posted by Chris Regal, AHIP Senior Health Research Associate
on April 26, 2018
A staggering 43.6 million Medicare beneficiaries were prescribed opioid painkillers under the program in 2016. While the Centers for Medicare and Medicaid Services works to reform prescribing practices, health plans have already taken steps to address the epidemic among seniors.
SCAN Health Plan, which serves over 194,000 Medicare beneficiaries in California, decreased the number of members taking opioids by 26 percent over the last three years and decreased the total number of opioid prescriptions by 11 percent over the same period. We recently spoke with Sharon Jhawar, Chief Pharmacy Officer at SCAN, about the company’s approach to tackling the opioid crisis and how it achieved such successful outcomes.
Sharon Jhawar: Over the past several years, we have developed a five-prong strategy to address opioid-related issues with our members.
The first element of our initiative is provider education. Since the CDC Guideline for Prescribing Opioids for Chronic Pain was updated in 2016, we have been focusing a lot of energy to recalibrate how providers prescribe and treat acute and chronic pain. Primarily that means retraining the provider community on appropriate first-line treatment options over opioids for chronic pain and emphasizing that a three-day supply of opioids is often sufficient for post-op or acute pain.
Beyond that, there are providers who are not well-equipped to have conversations with patients who have opioid use disorders (OUD). We partnered with the American Society of Addiction Medicine (ASAM) and hosted a course to help providers gain the tools they need to have these conversations and to better understand how to assess and monitor those that need treatment for OUD.
This spring, we will roll out prescribing pattern information to our medical groups so that they can see how providers stack up against peers. The medical groups can review reports and identify which providers could benefit from additional education. Our goal is to change behavior.
The second prong of our opioid strategy is to reduce the supply of opioids with point-of-sale edits and quantity limits. These edits serve as an additional check by a pharmacist of prescribed amounts. We want pharmacists to ask if the prescribed amount is appropriate for that patient.
Third, we need to provide access to treatment and access to an antidote. Naltrexone, buprenorphine, and methadone are all available to our members as OUD treatments. And with naloxone available over the counter without a prescription, we want people close to those who have overdosed in the past to carry the drug—much the way a parent of a child with an allergy may carry an EpiPen.

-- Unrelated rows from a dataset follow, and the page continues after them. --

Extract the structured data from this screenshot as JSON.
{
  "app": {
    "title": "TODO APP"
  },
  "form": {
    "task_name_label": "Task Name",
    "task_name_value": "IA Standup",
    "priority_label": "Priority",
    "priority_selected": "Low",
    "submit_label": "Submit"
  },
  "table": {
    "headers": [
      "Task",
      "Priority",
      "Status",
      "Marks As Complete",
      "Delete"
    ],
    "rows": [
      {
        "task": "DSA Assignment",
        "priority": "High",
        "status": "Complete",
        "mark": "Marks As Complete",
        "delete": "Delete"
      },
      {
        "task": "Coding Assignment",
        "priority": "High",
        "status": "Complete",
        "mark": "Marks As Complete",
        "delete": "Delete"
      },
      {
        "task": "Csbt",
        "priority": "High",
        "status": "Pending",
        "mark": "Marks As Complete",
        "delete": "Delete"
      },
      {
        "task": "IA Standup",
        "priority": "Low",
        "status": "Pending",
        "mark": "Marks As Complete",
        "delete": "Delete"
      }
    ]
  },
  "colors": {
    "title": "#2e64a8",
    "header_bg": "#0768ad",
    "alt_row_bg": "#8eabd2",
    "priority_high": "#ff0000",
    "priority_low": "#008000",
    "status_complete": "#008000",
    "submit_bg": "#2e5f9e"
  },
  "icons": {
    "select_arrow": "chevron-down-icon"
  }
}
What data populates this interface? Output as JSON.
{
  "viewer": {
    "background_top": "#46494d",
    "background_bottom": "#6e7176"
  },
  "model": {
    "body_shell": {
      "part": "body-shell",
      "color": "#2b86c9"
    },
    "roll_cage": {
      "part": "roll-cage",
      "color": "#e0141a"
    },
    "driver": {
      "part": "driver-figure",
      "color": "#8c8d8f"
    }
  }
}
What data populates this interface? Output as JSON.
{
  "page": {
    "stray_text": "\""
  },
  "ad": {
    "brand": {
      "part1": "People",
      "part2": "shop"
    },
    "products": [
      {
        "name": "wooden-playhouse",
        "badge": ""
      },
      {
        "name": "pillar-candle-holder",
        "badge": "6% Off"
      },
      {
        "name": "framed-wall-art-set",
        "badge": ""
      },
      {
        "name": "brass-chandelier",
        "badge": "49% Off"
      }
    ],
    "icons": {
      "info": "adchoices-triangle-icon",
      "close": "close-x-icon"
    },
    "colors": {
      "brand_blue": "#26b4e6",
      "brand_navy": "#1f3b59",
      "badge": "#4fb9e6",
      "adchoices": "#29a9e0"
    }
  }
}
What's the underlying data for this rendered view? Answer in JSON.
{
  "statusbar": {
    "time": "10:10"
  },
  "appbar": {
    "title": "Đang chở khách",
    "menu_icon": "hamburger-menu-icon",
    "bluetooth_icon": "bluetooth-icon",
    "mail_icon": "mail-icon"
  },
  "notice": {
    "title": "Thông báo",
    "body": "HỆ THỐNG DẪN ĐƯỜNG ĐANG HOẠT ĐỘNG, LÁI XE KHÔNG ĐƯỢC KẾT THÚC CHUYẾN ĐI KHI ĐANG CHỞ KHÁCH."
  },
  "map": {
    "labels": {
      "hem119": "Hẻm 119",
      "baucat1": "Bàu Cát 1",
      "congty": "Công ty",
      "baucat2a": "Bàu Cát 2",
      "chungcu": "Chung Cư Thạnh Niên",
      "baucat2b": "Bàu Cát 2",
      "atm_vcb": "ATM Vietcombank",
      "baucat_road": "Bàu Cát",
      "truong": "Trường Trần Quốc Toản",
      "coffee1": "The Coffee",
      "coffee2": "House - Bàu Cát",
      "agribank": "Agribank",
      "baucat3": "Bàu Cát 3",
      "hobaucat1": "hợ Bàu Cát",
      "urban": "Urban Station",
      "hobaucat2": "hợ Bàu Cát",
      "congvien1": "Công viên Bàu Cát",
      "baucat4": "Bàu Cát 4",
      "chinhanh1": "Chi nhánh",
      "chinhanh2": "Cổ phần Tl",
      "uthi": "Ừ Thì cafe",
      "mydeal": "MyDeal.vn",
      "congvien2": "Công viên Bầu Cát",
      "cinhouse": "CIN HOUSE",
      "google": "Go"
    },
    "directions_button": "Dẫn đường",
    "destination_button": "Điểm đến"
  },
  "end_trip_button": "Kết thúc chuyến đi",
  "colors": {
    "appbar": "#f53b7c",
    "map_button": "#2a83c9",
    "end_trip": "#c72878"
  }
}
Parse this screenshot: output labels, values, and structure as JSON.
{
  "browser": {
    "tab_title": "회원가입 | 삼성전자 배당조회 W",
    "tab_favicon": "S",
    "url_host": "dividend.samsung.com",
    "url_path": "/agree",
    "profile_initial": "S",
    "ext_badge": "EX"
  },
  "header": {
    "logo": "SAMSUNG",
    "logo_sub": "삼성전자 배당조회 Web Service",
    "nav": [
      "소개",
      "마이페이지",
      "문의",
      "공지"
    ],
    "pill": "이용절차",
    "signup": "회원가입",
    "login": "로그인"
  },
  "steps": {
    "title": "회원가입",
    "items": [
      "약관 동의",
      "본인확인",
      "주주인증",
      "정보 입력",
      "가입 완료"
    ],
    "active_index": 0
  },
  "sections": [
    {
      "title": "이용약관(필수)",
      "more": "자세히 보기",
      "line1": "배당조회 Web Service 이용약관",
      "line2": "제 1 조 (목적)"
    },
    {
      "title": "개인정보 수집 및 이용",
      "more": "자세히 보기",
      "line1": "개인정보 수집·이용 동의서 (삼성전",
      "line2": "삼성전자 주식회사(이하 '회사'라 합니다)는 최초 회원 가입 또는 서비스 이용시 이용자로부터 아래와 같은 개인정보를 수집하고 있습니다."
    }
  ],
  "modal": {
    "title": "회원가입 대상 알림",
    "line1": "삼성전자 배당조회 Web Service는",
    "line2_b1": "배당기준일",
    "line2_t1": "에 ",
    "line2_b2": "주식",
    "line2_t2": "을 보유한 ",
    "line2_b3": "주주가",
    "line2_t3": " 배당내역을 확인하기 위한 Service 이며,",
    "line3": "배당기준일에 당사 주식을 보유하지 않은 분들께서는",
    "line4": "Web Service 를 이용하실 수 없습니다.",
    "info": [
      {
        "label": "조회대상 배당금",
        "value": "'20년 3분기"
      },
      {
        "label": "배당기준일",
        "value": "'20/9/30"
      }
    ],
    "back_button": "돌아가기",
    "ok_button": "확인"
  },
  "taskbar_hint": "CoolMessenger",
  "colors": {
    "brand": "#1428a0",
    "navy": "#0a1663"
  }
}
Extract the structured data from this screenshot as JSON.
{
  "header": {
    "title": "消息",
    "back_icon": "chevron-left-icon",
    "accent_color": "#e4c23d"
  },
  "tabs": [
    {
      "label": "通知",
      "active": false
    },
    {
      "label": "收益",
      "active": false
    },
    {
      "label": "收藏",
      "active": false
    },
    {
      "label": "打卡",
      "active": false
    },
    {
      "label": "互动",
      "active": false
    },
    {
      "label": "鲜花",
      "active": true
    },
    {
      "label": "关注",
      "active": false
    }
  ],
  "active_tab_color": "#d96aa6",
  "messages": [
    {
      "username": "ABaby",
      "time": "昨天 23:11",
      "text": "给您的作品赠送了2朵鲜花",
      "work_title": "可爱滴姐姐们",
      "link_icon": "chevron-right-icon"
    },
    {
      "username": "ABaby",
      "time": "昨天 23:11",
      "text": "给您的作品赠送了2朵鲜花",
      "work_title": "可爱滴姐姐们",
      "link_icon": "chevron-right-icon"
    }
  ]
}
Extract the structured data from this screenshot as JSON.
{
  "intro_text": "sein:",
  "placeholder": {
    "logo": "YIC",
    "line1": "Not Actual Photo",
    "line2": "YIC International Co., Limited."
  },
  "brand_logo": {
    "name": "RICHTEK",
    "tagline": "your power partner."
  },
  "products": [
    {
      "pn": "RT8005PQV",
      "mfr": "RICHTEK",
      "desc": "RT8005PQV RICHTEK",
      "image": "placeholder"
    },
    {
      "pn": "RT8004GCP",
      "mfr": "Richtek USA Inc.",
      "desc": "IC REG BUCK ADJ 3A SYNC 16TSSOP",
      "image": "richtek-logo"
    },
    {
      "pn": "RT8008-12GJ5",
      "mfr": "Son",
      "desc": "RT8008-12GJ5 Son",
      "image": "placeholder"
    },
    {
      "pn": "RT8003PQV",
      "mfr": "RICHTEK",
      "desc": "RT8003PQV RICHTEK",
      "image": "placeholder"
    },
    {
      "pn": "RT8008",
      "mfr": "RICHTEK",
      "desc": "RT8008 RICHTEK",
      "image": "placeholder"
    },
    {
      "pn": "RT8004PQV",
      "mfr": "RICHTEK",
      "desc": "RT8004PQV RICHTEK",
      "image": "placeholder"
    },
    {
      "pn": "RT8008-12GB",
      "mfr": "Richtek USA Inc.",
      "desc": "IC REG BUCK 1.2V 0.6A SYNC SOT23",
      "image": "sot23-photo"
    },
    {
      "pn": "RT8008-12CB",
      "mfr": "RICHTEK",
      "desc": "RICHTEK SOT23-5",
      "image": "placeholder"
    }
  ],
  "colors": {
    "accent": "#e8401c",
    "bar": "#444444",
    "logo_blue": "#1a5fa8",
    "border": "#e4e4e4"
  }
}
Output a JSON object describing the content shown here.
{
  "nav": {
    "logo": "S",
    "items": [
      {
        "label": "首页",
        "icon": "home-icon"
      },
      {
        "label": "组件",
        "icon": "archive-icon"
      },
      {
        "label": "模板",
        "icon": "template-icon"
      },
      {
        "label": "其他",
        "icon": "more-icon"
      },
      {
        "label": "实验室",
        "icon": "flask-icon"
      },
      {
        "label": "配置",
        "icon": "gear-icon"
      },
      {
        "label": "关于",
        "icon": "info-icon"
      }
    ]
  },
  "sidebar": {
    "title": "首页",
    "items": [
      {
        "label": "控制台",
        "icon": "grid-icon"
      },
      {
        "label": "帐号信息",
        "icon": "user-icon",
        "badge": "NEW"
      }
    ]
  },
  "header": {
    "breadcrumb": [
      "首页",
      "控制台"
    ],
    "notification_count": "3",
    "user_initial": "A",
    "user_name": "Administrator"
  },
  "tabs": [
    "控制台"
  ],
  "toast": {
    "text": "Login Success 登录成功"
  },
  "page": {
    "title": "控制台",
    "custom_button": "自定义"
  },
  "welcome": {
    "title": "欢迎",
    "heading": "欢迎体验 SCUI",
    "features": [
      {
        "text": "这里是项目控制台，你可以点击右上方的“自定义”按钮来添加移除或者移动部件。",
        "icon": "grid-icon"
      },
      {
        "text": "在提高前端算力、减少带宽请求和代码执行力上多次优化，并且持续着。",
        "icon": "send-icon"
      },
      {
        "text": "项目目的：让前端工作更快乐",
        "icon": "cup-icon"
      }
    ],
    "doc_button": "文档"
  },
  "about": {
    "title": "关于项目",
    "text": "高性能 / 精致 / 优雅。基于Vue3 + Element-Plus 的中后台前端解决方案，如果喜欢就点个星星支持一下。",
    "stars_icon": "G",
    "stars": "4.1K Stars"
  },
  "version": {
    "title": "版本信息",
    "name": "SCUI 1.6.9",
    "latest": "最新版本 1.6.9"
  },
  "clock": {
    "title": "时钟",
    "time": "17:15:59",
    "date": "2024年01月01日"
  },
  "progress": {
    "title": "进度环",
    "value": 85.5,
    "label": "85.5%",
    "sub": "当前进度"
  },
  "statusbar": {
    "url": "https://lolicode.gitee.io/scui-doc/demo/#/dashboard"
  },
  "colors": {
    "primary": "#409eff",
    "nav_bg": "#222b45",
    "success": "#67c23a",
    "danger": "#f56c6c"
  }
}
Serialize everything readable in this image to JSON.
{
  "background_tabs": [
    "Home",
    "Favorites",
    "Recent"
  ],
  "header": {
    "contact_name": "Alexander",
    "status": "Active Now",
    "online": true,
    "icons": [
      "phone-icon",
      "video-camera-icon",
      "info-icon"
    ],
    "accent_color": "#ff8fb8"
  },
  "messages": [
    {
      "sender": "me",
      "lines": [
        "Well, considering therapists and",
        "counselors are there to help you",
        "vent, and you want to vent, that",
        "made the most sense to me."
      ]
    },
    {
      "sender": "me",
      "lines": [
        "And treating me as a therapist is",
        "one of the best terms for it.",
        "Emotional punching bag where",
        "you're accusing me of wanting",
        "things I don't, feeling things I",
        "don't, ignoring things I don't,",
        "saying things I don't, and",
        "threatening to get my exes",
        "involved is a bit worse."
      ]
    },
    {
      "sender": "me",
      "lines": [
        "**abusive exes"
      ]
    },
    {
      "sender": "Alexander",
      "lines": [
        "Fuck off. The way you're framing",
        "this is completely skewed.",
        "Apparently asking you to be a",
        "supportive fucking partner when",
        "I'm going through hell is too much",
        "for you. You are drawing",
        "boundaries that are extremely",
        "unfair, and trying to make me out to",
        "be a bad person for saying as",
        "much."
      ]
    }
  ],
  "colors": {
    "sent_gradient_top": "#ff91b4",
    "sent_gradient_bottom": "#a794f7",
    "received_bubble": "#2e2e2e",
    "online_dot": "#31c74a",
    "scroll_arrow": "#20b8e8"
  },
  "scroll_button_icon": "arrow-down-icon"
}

The fourth prong of the strategy is member support and education. We need to destigmatize OUD and let those suffering know that it is common and that they are not alone. At SCAN, we have case management to ensure that people have access to cognitive behavioral counseling and peer support systems, and that their families have support systems—addiction impacts everyone. We also connect patients and their families to community resources as needed.
Finally, we need to raise awareness and work together. We are part of several coalitions with other organizations with similar goals. As a health plan, we are but one entity in the system. It takes all of us together—hospitals, physicians, pharmacy benefit managers, pharmaceutical companies, and health plans—to fight this epidemic.
Jhawar: Over the past three years, we saw a 26 percent decrease in members utilizing opioids. We also decreased the total opioid prescriptions by 11 percent over this time.
Jhawar: We must take a combination approach—first, consider a non-steroidal, and also discuss alternative treatments that may beneficial. Acupuncture and chiropractic services are both available benefits; SCAN enhanced these benefits this year to increase access. Physical therapy and occupational therapy are normal benefits, as well.
Jhawar: This is largely about the point-of-sale edits. An alert is raised when a prescription is being filled where there is concurrent use. We have seen a 33 percent decrease of concurrent use over the last several years, and our concurrent use now is relatively low—last year we were at 2 percent. The biggest differences have been with the point-of-sale edit and education initiatives.
Jhawar: In the Medicare population, we might be dealing with more folks who have co-morbidities that contribute to pain—diabetic neuropathy, fractures, circulation issues—and, as a result, many of our members have been on opioids for many years. However, we think there are more similarities than differences regardless of the population served. The approach must be holistic and address the crisis from every angle.
Jhawar: One of the big opportunities is to increase access to medication-assisted treatment—under Medicare Advantage, seniors have access—but we have to make sure that the prescribers are there. Only one-third of people with OUD are receiving treatment. Last year we partnered with ASAM to train providers to deliver medication-assisted treatment (MAT), with CME for participants.
We are moving in the right direction, but it is not easy! We need to be persistent and focus on helping those in need. It is important that our care management and coordination be stronger than it has ever been before. Though coordinating care across numerous specialists can be difficult, we need to get better at that to make a difference.